Every day, developments in AI, machine learning and even robo-advisors appear in mainstream media headlines. Although most companies are just beginning their AI journey, the momentum in this field is growing rapidly.
While there is broad interest in its potential, achieving commercial results from AI in a socially responsible way is easier said than done. Most companies are still thinking through the implications of AI; some executives are still grappling to understand its relevance to their organizations, while others are considering how to manage its inherent risks. Among these is the potential impact on the world’s workforce. For example, the 2016 MIT Technology Review revealed that 70% of Asian executives expect AI to result in substantial job losses in the next five years. Many are wondering if our society is moving fast enough to address that impact and the needs of an AI-enabled workforce.
There are other risks that have not been as widely publicized as potential job losses. For example, there is potential for systematic bias in decision-automation algorithms, either by accident or design. This can result in adverse social consequences, such as denying a segment of the population access to insurance.
To navigate a successful path through the benefits, opportunities and risks of AI, organizations will need to map out a thoughtful strategy that aligns technology with purpose. Then, they’ll want to anticipate and prepare for the inevitable challenges in executing AI-specific programs. Here are three steps along the journey to consider:
1. Align AI with purpose
When imagining how AI might change their organizations, many business leaders become too narrowly focused on the tactical impact. In doing so, they risk missing the big picture. AI is fundamentally changing the role of people at work and thereby the very reason why organizations exist. When the AI focus is purely tactical, there is no impetus for the whole organization to respond to both the opportunities and the risks, across the value chain.

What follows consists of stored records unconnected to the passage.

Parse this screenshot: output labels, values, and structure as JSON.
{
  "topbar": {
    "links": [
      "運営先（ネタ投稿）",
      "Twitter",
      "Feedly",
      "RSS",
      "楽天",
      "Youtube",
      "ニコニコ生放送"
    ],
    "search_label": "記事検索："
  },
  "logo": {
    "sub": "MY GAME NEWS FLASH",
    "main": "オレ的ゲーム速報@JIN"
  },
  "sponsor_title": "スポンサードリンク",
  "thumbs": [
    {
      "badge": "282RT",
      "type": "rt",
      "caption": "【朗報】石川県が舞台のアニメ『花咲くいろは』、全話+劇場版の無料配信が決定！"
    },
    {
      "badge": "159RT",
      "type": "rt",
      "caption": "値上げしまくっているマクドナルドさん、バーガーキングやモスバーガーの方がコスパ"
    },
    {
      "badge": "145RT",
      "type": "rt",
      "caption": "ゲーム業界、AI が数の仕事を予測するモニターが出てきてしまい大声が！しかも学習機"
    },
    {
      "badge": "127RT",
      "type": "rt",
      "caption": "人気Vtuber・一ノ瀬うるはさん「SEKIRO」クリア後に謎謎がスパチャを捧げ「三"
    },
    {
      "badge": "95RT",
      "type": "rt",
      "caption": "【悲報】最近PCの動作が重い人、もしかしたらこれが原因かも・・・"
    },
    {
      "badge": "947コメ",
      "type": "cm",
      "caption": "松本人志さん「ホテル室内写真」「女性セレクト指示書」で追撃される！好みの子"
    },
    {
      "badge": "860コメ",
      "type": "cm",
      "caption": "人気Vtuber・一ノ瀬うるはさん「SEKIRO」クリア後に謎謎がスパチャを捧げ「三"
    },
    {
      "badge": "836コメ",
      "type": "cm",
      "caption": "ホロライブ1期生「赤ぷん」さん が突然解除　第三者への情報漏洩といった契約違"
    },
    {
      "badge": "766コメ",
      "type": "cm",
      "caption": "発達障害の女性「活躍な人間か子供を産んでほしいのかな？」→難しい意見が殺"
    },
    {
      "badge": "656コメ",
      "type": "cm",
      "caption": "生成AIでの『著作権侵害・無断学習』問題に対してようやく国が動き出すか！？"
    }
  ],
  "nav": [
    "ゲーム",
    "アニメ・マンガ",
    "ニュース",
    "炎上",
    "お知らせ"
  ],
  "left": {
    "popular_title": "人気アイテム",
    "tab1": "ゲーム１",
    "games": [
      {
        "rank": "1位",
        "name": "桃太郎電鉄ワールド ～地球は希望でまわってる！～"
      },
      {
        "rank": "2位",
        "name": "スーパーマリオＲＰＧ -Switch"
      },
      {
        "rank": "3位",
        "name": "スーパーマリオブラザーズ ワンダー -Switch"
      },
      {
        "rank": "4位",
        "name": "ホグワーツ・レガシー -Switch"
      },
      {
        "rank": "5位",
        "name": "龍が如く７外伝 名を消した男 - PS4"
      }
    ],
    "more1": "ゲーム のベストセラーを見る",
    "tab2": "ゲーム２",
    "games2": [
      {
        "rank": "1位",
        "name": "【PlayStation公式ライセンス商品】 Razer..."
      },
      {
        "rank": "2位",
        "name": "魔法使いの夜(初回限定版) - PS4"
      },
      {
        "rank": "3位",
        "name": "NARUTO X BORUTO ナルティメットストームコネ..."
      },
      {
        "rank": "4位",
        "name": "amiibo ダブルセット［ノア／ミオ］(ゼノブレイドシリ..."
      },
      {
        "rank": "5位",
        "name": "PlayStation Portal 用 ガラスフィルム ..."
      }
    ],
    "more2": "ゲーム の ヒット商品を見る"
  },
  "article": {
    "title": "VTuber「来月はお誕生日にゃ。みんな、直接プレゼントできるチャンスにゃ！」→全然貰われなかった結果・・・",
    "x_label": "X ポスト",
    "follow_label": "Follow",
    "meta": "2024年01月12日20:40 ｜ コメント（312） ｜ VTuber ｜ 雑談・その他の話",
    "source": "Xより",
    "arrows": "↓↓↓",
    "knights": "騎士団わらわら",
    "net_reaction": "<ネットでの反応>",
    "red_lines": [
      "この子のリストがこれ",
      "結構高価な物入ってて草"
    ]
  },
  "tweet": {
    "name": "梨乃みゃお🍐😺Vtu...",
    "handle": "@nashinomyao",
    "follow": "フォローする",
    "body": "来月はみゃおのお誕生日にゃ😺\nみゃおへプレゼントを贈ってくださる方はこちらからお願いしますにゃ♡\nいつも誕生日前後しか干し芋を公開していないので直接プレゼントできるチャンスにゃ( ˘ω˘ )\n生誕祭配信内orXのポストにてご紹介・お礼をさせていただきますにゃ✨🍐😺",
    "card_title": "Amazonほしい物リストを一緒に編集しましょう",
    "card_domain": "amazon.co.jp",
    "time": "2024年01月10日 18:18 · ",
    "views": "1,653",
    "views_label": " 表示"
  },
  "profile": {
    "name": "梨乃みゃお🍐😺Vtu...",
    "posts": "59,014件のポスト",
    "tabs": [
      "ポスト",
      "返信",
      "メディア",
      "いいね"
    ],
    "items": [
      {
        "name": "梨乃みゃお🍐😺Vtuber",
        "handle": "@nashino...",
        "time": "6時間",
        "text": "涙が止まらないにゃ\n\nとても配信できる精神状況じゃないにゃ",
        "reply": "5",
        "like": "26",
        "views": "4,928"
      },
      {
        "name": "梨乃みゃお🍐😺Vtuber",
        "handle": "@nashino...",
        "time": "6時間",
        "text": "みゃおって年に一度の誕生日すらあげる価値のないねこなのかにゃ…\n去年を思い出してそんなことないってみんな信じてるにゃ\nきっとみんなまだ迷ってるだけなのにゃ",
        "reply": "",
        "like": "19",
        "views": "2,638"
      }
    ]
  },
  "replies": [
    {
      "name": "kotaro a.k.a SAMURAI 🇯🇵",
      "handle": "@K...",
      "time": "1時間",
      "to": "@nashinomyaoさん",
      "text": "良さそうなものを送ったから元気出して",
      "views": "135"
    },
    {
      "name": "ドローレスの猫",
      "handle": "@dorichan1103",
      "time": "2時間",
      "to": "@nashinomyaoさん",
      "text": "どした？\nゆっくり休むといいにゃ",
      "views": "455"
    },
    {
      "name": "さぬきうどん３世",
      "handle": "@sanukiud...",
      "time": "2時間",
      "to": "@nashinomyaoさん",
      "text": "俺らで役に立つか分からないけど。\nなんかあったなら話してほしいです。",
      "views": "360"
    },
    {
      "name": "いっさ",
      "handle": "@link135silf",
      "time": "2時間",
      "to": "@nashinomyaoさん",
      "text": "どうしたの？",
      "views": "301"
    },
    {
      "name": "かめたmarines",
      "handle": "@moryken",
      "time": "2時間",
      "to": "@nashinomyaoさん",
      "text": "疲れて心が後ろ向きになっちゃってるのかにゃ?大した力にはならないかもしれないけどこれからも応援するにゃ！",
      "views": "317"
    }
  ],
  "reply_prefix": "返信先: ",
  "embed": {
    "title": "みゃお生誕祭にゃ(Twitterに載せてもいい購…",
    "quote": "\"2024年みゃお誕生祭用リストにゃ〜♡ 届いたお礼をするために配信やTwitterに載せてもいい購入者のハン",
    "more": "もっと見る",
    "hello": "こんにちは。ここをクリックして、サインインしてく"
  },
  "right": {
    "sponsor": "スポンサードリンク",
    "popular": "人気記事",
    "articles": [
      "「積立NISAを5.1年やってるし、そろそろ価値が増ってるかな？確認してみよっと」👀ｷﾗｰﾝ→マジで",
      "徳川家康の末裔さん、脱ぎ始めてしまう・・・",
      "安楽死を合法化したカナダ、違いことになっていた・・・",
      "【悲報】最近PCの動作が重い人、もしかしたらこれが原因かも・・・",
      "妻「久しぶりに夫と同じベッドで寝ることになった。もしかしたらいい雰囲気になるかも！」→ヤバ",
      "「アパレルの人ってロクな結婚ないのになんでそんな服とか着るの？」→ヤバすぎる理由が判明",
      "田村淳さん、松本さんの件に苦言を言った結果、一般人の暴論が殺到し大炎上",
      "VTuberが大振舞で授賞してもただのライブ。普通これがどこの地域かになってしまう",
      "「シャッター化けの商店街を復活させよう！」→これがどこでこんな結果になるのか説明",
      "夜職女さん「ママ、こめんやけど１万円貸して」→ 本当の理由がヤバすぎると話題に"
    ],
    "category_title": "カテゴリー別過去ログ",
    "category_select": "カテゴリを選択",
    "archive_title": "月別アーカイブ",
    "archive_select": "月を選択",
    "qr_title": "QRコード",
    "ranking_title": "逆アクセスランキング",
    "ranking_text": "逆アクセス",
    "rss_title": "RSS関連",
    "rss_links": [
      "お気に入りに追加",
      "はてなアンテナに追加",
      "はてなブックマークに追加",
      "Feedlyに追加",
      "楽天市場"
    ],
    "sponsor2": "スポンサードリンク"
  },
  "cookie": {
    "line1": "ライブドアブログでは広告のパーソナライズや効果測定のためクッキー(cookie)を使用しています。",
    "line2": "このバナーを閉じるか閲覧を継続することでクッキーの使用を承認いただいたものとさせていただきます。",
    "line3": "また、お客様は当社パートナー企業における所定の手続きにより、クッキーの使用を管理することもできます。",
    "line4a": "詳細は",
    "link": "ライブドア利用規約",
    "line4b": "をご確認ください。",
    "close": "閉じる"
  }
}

Instead, to derive the full value of AI, organizations will need to think more broadly about how, where and when to deploy AI technologies and processes to deliver meaningful top- and bottom-line results. To do that, they will need to align their strategy and their technologies with the company’s overall purpose. Defining and developing a coherent AI strategy aligned with purpose will be essential to guide successful transformation.
2. Manage input to generate good output
Enterprise technology programs are not easy to execute in the best of circumstances. Implementing AI solutions is even more difficult, thanks largely to three key differences. First, AI solutions are (mostly) trained, not coded. That means that a significant amount of development work that would have traditionally fallen to an IT team now must shift to subject-matter experts who may have limited capacity to spare. Second, AI solutions consume unstructured data, such as documents and rich media. Managing the “ground truth” in real time becomes critical, while complying with data privacy regulations may become harder because sensitive data may be embedded in free-text documents. Third, the pace of AI innovation is unprecedented, and software vendors are under continuous pressure to stay ahead of the curve. Each of these characteristics will shape the way organizations will select and deploy AI solutions.
Meanwhile, in our work with a range of EY clients, we’re seeing significant differences in the capabilities of AI software and their compatibility with established data and analytic platforms. Understanding these characteristics, and identifying which technologies and processes best suit the needs of the organization are at the root of developing successful AI solutions.
Finally, there is no point in creating a great solution if no one uses it. In this new territory of AI, it is not uncommon for companies to work with providers to develop hundreds of predictive algorithms yet implement only a handful of them. Companies will need to build strategy and capacity for operationalizing AI processes and apply a rigorous approach to steering AI transformation programs to successful impact.